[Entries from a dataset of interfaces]
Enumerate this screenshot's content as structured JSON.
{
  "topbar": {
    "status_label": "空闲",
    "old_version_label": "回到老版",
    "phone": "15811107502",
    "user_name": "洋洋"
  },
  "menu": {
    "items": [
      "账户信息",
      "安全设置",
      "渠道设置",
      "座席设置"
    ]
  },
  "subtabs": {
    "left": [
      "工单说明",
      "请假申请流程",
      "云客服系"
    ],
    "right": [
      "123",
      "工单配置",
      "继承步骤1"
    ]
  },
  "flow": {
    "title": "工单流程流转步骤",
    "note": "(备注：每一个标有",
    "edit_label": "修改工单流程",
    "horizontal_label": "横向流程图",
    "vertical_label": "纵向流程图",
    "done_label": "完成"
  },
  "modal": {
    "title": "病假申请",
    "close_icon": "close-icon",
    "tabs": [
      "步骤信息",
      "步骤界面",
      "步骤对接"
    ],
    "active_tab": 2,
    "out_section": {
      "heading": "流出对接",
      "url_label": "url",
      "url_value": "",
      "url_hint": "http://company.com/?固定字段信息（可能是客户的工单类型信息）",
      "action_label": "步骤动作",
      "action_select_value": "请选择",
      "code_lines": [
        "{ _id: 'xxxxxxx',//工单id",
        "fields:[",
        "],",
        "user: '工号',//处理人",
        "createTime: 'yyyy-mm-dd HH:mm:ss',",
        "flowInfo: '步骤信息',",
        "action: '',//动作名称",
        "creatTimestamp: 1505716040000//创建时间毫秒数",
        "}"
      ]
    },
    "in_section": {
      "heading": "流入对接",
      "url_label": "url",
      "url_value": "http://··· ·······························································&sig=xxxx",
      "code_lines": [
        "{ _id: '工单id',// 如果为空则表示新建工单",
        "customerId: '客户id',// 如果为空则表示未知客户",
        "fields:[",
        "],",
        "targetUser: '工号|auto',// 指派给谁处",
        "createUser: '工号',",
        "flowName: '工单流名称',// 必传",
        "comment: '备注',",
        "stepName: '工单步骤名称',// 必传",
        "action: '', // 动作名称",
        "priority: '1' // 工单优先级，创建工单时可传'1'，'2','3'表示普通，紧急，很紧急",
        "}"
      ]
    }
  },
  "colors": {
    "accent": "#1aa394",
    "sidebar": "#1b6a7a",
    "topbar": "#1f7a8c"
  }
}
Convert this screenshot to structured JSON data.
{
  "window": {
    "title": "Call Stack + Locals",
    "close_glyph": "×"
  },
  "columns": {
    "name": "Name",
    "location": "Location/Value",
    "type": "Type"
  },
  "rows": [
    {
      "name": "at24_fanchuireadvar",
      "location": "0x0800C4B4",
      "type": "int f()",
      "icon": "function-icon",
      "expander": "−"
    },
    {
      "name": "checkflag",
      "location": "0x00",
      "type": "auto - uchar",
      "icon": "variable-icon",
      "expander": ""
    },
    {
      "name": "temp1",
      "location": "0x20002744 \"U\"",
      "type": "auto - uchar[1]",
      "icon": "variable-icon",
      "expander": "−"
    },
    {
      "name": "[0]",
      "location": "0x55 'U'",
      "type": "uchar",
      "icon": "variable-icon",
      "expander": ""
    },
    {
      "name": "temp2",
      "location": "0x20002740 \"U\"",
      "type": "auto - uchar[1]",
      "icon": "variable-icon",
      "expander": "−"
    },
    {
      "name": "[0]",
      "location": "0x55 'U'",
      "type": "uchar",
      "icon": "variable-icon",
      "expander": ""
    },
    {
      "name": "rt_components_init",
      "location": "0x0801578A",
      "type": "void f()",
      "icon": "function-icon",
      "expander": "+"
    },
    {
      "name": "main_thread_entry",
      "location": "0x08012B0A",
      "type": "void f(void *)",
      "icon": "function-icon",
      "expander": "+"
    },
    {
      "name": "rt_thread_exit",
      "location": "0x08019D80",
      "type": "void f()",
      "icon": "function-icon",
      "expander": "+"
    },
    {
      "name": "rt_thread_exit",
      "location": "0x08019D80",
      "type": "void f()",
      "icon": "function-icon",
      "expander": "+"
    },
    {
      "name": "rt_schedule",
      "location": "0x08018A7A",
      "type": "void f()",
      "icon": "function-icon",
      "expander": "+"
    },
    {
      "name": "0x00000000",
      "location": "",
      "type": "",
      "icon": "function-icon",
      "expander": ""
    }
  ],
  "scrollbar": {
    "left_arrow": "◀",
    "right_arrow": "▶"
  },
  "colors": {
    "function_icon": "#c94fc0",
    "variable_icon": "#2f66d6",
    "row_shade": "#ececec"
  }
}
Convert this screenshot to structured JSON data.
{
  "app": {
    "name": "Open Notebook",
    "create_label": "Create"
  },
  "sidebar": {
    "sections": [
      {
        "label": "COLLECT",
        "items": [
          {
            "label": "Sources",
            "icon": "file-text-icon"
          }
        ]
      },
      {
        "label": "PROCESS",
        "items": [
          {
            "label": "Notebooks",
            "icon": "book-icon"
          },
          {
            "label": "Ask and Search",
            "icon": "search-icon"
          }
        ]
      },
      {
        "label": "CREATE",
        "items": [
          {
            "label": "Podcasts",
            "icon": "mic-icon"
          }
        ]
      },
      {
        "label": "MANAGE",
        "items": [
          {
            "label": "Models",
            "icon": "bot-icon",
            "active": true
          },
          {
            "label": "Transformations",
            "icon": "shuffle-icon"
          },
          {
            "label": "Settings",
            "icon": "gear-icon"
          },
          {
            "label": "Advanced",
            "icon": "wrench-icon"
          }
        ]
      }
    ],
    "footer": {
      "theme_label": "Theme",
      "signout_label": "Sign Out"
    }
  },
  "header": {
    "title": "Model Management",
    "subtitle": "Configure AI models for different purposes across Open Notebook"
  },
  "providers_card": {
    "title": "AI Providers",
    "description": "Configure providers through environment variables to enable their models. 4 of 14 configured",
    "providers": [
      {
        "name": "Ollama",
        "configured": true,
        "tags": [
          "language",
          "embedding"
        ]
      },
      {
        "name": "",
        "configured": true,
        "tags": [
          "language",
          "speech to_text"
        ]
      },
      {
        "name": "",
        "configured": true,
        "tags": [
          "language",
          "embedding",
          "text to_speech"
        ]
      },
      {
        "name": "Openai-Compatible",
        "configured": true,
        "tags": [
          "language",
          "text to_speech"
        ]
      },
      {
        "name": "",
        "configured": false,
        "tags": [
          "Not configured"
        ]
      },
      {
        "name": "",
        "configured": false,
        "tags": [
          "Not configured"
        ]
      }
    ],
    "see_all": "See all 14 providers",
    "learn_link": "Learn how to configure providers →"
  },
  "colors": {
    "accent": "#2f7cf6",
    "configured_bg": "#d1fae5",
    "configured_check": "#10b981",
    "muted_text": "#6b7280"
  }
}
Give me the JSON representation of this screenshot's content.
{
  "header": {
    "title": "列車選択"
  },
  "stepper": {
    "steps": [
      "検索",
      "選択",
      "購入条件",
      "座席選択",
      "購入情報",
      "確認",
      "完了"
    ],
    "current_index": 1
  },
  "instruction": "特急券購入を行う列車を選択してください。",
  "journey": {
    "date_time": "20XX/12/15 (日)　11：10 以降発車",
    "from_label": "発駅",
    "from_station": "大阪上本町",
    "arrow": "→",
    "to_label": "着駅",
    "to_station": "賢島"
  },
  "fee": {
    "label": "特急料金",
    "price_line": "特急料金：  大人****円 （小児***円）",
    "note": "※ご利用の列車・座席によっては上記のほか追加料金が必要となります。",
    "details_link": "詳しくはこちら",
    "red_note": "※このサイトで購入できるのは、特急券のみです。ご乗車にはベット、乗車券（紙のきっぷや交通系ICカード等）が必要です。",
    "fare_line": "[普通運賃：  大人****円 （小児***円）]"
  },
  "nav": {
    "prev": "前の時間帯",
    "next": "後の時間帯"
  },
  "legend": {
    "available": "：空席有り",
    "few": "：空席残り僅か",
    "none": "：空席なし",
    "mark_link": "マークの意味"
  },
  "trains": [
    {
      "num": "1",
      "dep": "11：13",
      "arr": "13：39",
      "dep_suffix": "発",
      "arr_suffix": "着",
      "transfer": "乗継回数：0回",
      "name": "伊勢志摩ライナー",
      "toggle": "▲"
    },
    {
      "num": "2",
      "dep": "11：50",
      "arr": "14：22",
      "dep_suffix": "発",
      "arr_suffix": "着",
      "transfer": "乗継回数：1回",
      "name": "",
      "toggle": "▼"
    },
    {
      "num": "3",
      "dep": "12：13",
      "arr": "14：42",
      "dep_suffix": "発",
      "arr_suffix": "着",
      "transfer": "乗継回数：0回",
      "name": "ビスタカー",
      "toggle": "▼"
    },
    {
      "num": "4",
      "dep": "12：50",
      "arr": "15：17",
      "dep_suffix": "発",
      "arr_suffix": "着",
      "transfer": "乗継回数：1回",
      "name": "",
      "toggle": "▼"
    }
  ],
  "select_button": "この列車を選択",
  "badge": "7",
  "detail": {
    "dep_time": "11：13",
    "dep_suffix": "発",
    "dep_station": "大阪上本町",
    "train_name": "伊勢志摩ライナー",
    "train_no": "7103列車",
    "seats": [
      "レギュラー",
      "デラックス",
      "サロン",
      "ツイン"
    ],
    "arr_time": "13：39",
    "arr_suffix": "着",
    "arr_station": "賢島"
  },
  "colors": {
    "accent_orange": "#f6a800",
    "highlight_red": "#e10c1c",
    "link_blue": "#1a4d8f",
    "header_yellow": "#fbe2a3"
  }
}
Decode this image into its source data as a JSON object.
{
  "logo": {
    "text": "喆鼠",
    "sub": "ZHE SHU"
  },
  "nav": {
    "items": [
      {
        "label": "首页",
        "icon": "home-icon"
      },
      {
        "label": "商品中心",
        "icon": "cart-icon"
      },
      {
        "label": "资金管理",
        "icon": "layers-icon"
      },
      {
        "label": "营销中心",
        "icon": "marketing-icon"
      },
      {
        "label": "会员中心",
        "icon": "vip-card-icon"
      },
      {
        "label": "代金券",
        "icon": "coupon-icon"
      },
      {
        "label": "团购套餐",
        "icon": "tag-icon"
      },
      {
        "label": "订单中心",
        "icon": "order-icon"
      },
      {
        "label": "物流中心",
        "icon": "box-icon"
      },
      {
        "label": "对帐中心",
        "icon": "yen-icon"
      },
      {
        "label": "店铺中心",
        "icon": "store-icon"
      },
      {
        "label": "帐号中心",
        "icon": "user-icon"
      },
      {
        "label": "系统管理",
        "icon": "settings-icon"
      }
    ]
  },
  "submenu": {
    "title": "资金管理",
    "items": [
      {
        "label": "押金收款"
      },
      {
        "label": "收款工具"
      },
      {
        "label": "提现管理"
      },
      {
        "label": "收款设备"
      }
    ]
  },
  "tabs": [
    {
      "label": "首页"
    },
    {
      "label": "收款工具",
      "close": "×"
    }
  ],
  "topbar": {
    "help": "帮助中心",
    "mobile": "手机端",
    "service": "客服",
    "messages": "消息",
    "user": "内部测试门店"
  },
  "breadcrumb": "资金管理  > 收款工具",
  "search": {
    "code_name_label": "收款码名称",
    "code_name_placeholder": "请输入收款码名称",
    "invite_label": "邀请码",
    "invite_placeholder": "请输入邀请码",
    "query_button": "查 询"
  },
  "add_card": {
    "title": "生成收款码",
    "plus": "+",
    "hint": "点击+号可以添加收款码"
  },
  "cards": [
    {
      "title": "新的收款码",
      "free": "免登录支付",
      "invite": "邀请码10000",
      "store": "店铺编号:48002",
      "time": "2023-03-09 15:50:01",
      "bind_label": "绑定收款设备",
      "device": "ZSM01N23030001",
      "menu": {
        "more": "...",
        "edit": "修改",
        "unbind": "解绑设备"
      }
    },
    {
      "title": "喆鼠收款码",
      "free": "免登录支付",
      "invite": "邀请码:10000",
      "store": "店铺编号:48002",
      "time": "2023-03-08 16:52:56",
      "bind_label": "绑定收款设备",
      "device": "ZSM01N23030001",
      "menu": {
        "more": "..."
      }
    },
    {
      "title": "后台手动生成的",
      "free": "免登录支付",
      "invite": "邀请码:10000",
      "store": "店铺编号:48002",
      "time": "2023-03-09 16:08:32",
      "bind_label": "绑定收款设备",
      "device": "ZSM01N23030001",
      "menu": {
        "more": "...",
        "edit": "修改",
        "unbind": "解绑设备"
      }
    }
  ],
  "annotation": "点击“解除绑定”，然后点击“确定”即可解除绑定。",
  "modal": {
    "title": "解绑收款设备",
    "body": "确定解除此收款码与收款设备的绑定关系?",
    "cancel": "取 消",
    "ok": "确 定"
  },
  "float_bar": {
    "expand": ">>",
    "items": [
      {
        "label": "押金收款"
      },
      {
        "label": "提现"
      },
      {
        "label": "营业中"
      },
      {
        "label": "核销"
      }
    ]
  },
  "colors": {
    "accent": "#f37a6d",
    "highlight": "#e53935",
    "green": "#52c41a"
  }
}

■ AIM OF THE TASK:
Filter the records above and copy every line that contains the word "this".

■ SOLVED PROBLEM:
Enumerate this screenshot's content as structured JSON.
Convert this screenshot to structured JSON data.
Convert this screenshot to structured JSON data.
Give me the JSON representation of this screenshot's content.
Decode this image into its source data as a JSON object.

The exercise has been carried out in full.